◆ **Task statement**
From the entries below, tally how many lines contain "PLANS" and report only that figure.

◆ **Record excerpts**
-- Opening Marker --
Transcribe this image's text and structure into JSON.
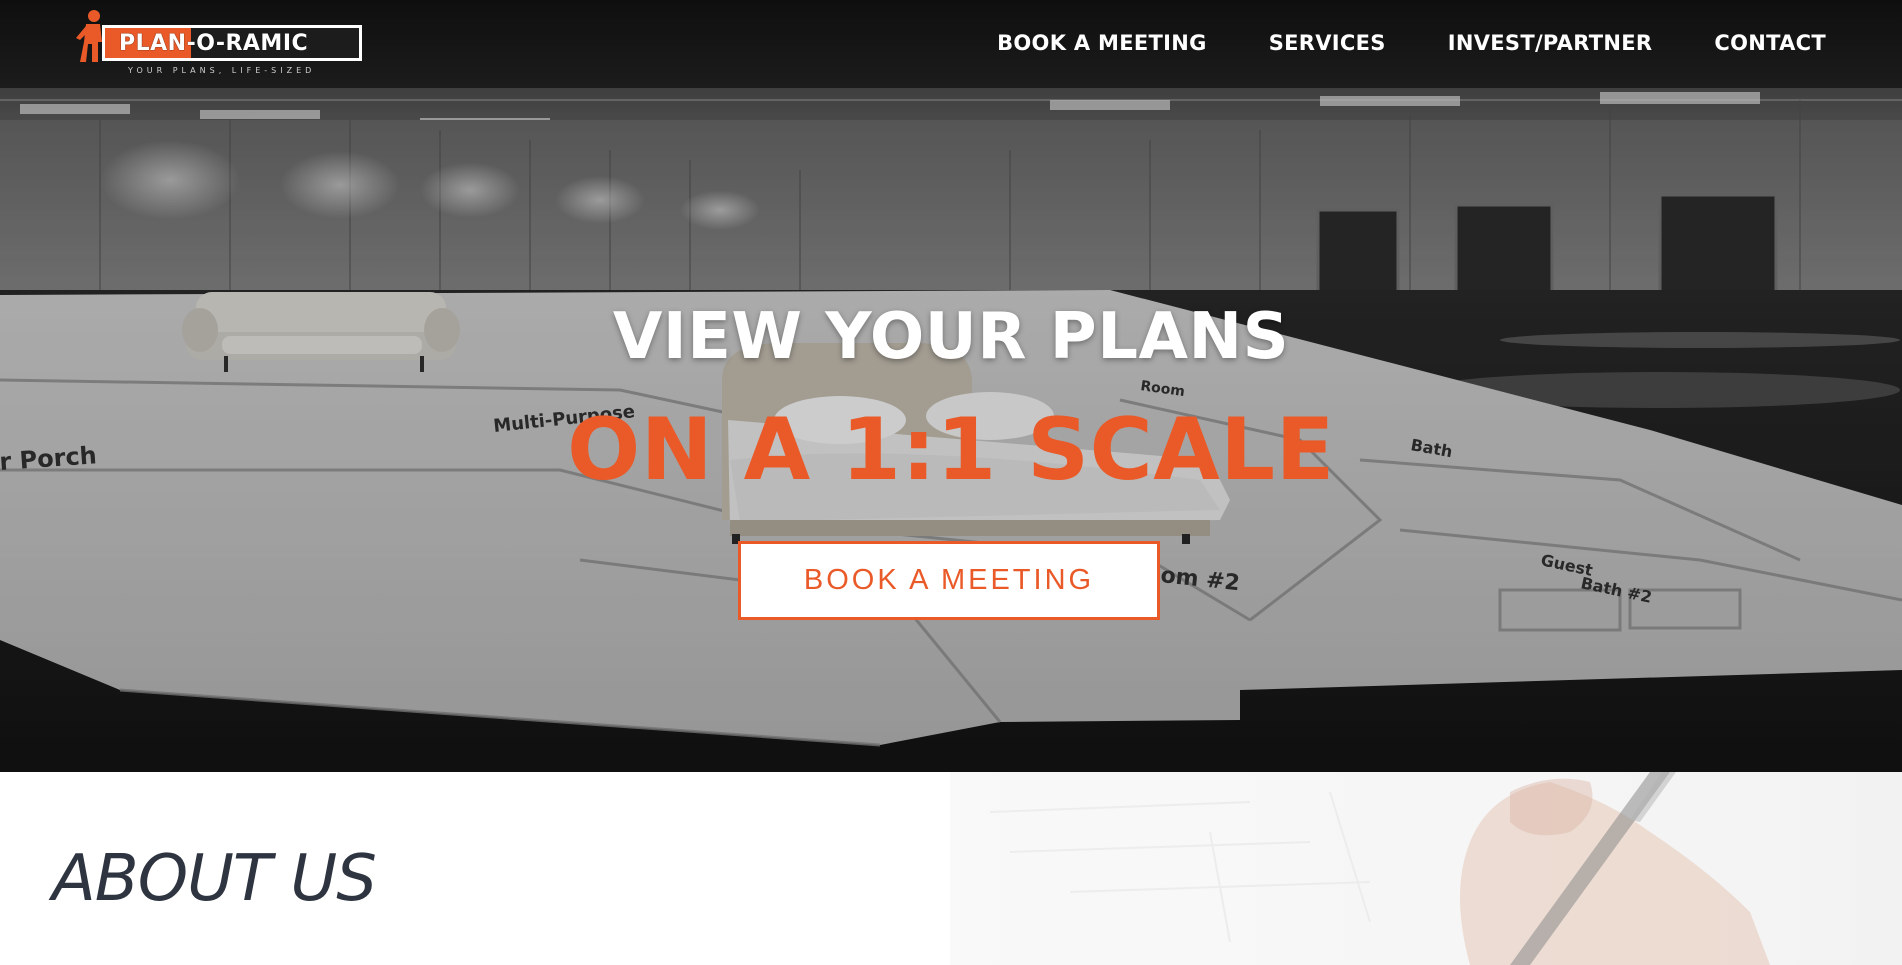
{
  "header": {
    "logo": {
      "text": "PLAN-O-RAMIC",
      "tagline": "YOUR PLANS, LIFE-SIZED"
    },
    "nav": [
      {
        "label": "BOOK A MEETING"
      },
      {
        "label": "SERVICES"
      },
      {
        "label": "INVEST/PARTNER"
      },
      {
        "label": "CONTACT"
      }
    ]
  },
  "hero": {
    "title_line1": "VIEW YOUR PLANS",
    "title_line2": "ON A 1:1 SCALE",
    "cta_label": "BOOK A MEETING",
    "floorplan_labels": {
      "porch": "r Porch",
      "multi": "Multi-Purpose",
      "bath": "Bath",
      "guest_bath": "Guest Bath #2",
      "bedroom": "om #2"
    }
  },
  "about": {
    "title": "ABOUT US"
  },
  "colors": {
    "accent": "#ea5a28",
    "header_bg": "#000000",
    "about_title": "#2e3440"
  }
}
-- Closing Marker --
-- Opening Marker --
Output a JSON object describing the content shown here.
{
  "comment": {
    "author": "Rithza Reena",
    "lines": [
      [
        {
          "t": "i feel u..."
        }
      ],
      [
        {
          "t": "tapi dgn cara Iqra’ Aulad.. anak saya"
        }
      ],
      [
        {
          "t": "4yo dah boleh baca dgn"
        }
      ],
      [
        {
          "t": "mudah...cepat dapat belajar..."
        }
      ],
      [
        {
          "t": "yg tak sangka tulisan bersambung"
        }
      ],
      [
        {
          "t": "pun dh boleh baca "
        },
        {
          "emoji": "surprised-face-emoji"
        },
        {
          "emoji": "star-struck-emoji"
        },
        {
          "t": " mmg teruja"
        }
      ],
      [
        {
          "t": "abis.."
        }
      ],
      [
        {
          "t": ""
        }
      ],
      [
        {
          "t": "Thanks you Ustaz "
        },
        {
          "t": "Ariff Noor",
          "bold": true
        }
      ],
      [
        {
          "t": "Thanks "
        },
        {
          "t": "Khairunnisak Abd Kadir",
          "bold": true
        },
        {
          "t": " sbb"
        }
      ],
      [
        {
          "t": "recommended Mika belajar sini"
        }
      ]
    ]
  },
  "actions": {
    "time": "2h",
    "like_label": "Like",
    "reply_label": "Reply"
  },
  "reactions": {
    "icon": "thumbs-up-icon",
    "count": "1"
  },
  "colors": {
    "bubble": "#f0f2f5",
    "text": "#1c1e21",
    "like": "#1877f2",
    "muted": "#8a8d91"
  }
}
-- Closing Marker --
◆ **Answer area**
2